About the author:Ekaterina B. Zhulina, Cand. Sci. (Philol.), Associate Professor, Department of English, Faculty of Foreign Languages, St. Petersburg State University; email@example.com
This article interprets performative verbs within a new, holistic approach to the language as a person’s cognitive activity, focused on the most effective adaptation in a communicative situation with limited time. Therefore, the context of the situation becomes decisive when interpreting the system of linguistic symbols. Knowledge, reflected in the language, always comes from the observer, not from the speaker. The communicant’s choice of a particular word or form depends on his or her perception, since the knowledge, expressed in a language, is a person’s direct or indirect experience.
It seems that the performative verbs in the English language convey a person’s perception of the world and the description of two areas of their experience in a communicative situation with limited time.
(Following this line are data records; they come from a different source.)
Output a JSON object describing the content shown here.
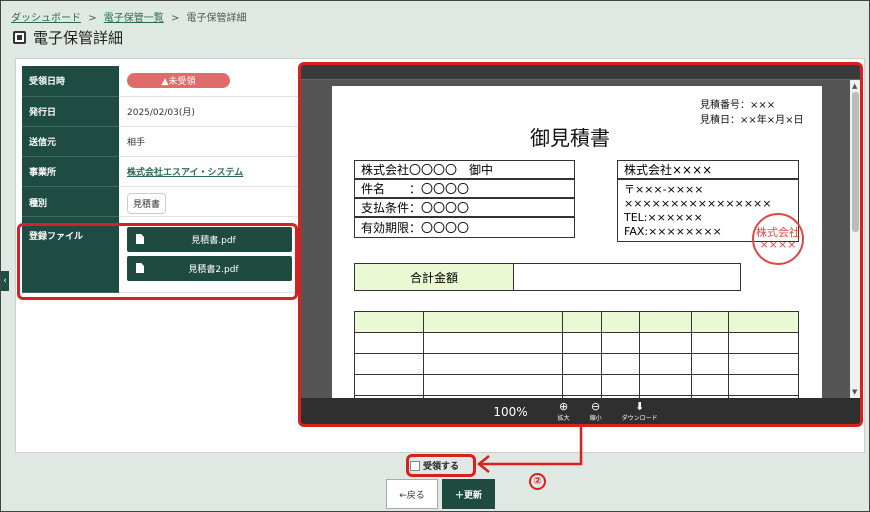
{
  "breadcrumb": {
    "items": [
      "ダッシュボード",
      "電子保管一覧",
      "電子保管詳細"
    ],
    "sep": ">"
  },
  "page": {
    "title": "電子保管詳細"
  },
  "info": {
    "received_label": "受領日時",
    "received_badge": "▲未受領",
    "issued_label": "発行日",
    "issued_value": "2025/02/03(月)",
    "sender_label": "送信元",
    "sender_value": "相手",
    "office_label": "事業所",
    "office_value": "株式会社エスアイ・システム",
    "type_label": "種別",
    "type_value": "見積書",
    "files_label": "登録ファイル",
    "files": [
      "見積書.pdf",
      "見積書2.pdf"
    ]
  },
  "document": {
    "number": "見積番号：×××",
    "date": "見積日：××年×月×日",
    "title": "御見積書",
    "client": "株式会社〇〇〇〇　御中",
    "subject": "件名　　：〇〇〇〇",
    "payment": "支払条件：〇〇〇〇",
    "validity": "有効期限：〇〇〇〇",
    "issuer": "株式会社××××",
    "postal": "〒×××-××××",
    "address": "××××××××××××××××",
    "tel": "TEL:××××××",
    "fax": "FAX:××××××××",
    "seal_line1": "株式会社",
    "seal_line2": "××××",
    "total_label": "合計金額"
  },
  "viewer": {
    "zoom": "100%",
    "zoom_in": "拡大",
    "zoom_out": "縮小",
    "download": "ダウンロード"
  },
  "footer": {
    "accept_label": "受領する",
    "back_label": "←戻る",
    "update_label": "＋更新",
    "step_marker": "②"
  },
  "colors": {
    "accent": "#1f4a40",
    "highlight": "#d82020",
    "badge": "#e06b6b"
  }
}
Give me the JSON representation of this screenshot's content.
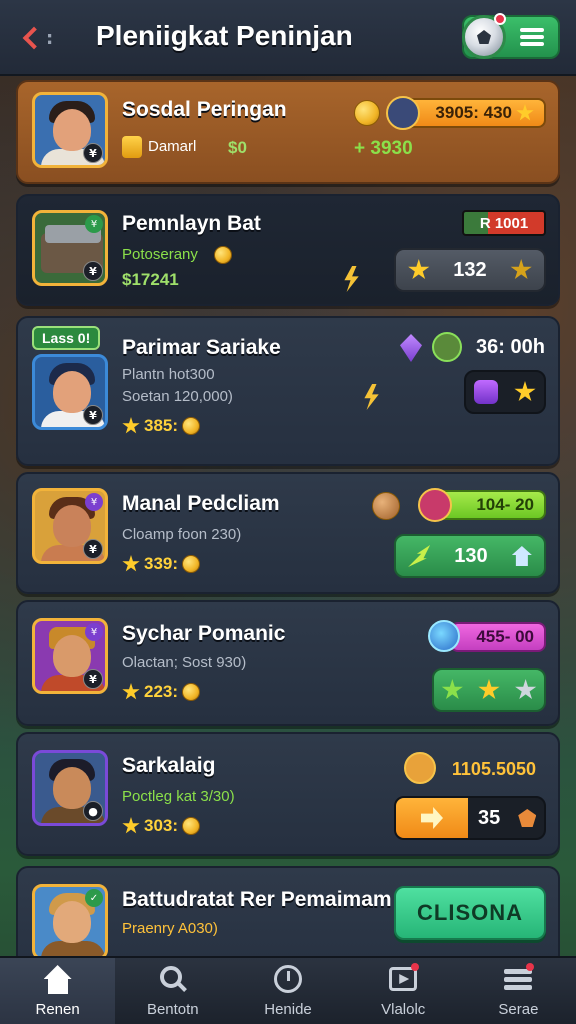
{
  "header": {
    "title": "Pleniigkat Peninjan",
    "back_label": ":"
  },
  "cards": [
    {
      "name": "Sosdal Peringan",
      "sub": "Damarl",
      "amount": "$0",
      "pill_value": "3905: 430",
      "right_amount": "+ 3930"
    },
    {
      "name": "Pemnlayn Bat",
      "sub": "Potoserany",
      "amount": "$17241",
      "tag_value": "R 1001",
      "box_value": "132"
    },
    {
      "level_tag": "Lass 0!",
      "name": "Parimar Sariake",
      "sub1": "Plantn hot300",
      "sub2": "Soetan 120,000)",
      "score": "385:",
      "timer": "36: 00h"
    },
    {
      "name": "Manal Pedcliam",
      "sub": "Cloamp foon 230)",
      "score": "339:",
      "pill_value": "104- 20",
      "box_value": "130"
    },
    {
      "name": "Sychar Pomanic",
      "sub": "Olactan; Sost 930)",
      "score": "223:",
      "pill_value": "455- 00"
    },
    {
      "name": "Sarkalaig",
      "sub": "Poctleg kat 3/30)",
      "score": "303:",
      "value_text": "1105.5050",
      "box_value": "35"
    },
    {
      "name": "Battudratat Rer Pemaimam",
      "sub": "Praenry A030)",
      "cta_label": "CLISONA"
    }
  ],
  "nav": [
    {
      "label": "Renen",
      "icon": "home-icon"
    },
    {
      "label": "Bentotn",
      "icon": "search-icon"
    },
    {
      "label": "Henide",
      "icon": "clock-icon"
    },
    {
      "label": "Vlalolc",
      "icon": "video-icon"
    },
    {
      "label": "Serae",
      "icon": "stack-icon"
    }
  ],
  "colors": {
    "accent_orange": "#f08a17",
    "accent_green": "#6cc724",
    "accent_pink": "#c43fc0",
    "cta_green": "#26b577"
  }
}
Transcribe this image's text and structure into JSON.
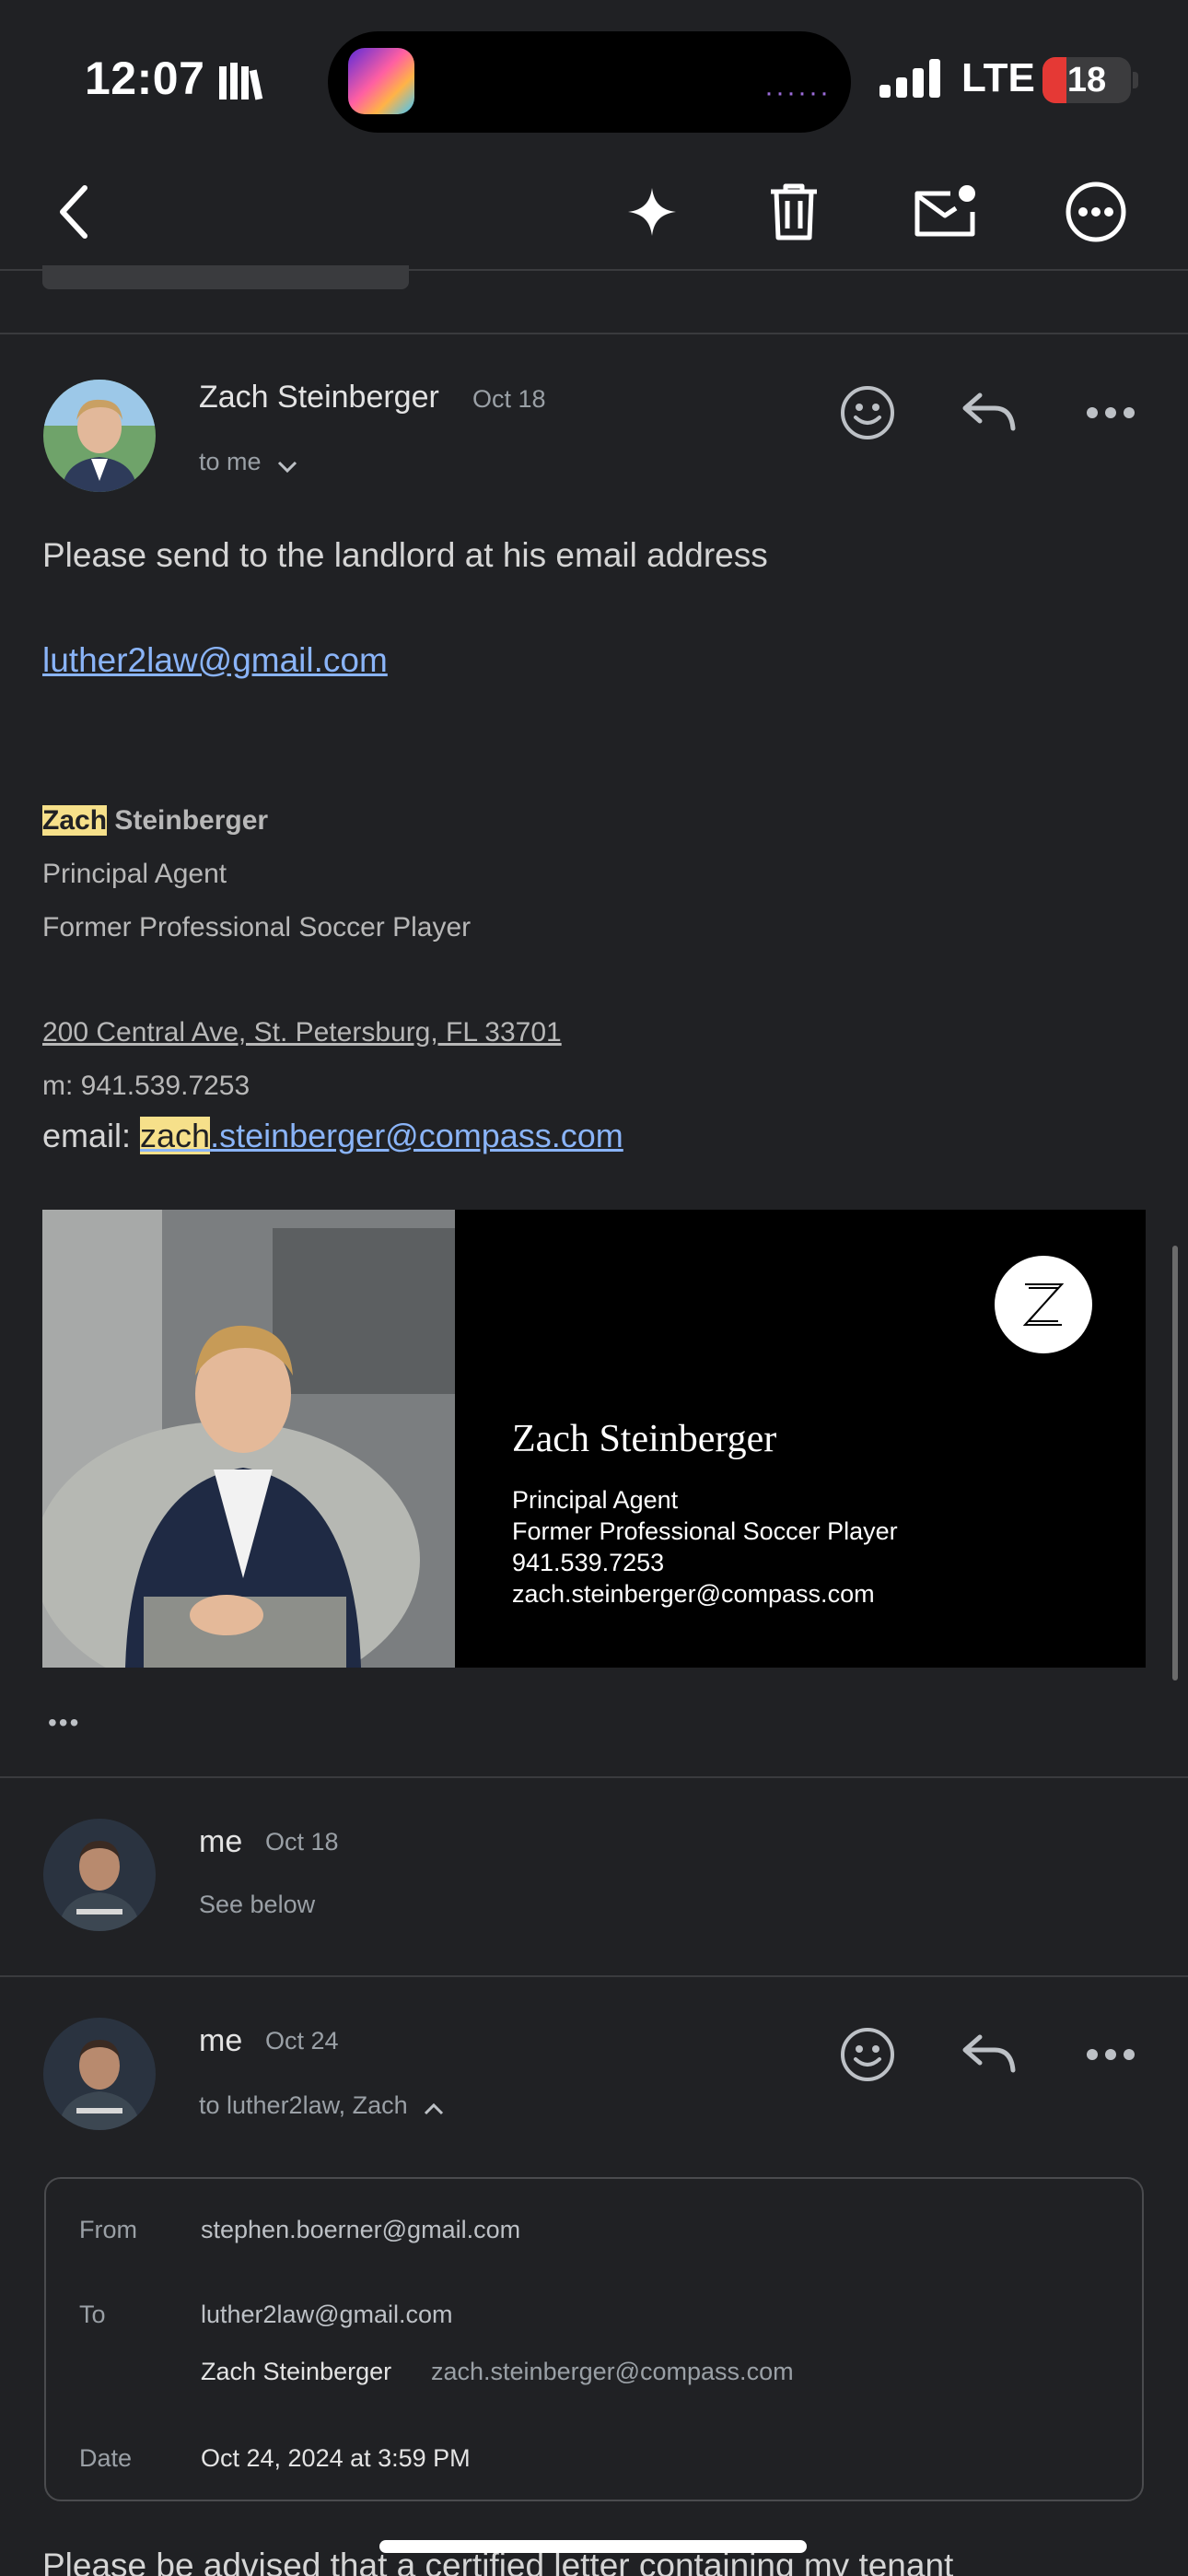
{
  "status_bar": {
    "time": "12:07",
    "network": "LTE",
    "battery": "18"
  },
  "email1": {
    "sender": "Zach Steinberger",
    "date": "Oct 18",
    "recipient": "to me",
    "body": "Please send to the landlord at his email address",
    "link_email": "luther2law@gmail.com",
    "sig_first": "Zach",
    "sig_last": "Steinberger",
    "sig_title": "Principal Agent",
    "sig_subtitle": "Former Professional Soccer Player",
    "sig_address": "200 Central Ave, St. Petersburg, FL 33701",
    "sig_mobile": "m: 941.539.7253",
    "sig_email_label": "email: ",
    "sig_email_hl": "zach",
    "sig_email_rest": ".steinberger@compass.com",
    "card": {
      "name": "Zach Steinberger",
      "title": "Principal Agent",
      "subtitle": "Former Professional Soccer Player",
      "phone": "941.539.7253",
      "email": "zach.steinberger@compass.com"
    },
    "more": "•••"
  },
  "email2": {
    "sender": "me",
    "date": "Oct 18",
    "snippet": "See below"
  },
  "email3": {
    "sender": "me",
    "date": "Oct 24",
    "recipients": "to luther2law, Zach",
    "details": {
      "from_label": "From",
      "from": "stephen.boerner@gmail.com",
      "to_label": "To",
      "to1": "luther2law@gmail.com",
      "to2_name": "Zach Steinberger",
      "to2_email": "zach.steinberger@compass.com",
      "date_label": "Date",
      "date": "Oct 24, 2024 at 3:59 PM"
    },
    "body_start": "Please be advised that a certified letter containing my tenant"
  }
}
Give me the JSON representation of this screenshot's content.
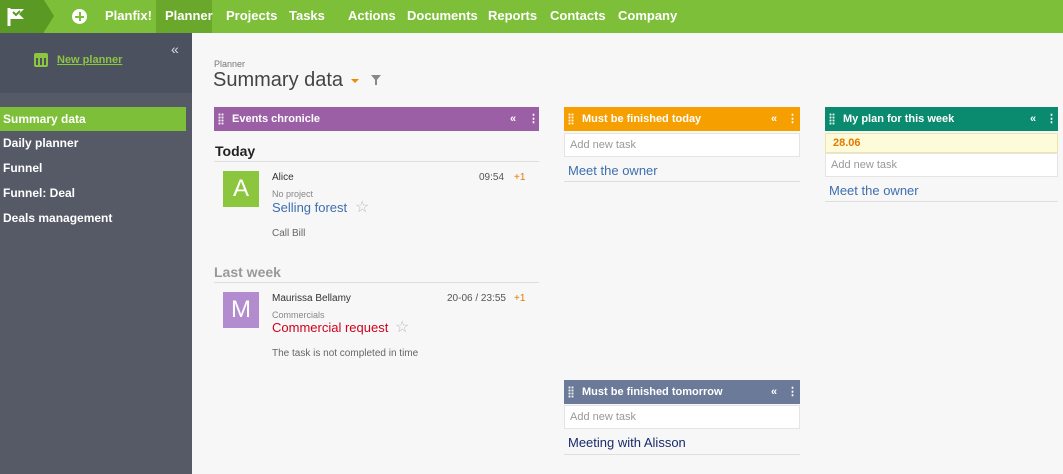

The main method of research includes cognitive analysis, suggesting that a speaker’s choice of the verb form depends on his or her perception of both the external environment and the personal internal state and processes. This article shows that these verbs (which constitute a full-fledged action, not a means of transferring meaning) describe two areas of the observer’s experience: the internal and external environment. The semantics of the verb does not play an important role.
The obtained data can be used in theoretical works on the biology of language, cognitive grammar, cognitive analysis of discourse, cognitive sociolinguistics, literary criticism, the theory of language personality among others, as well as in teaching English.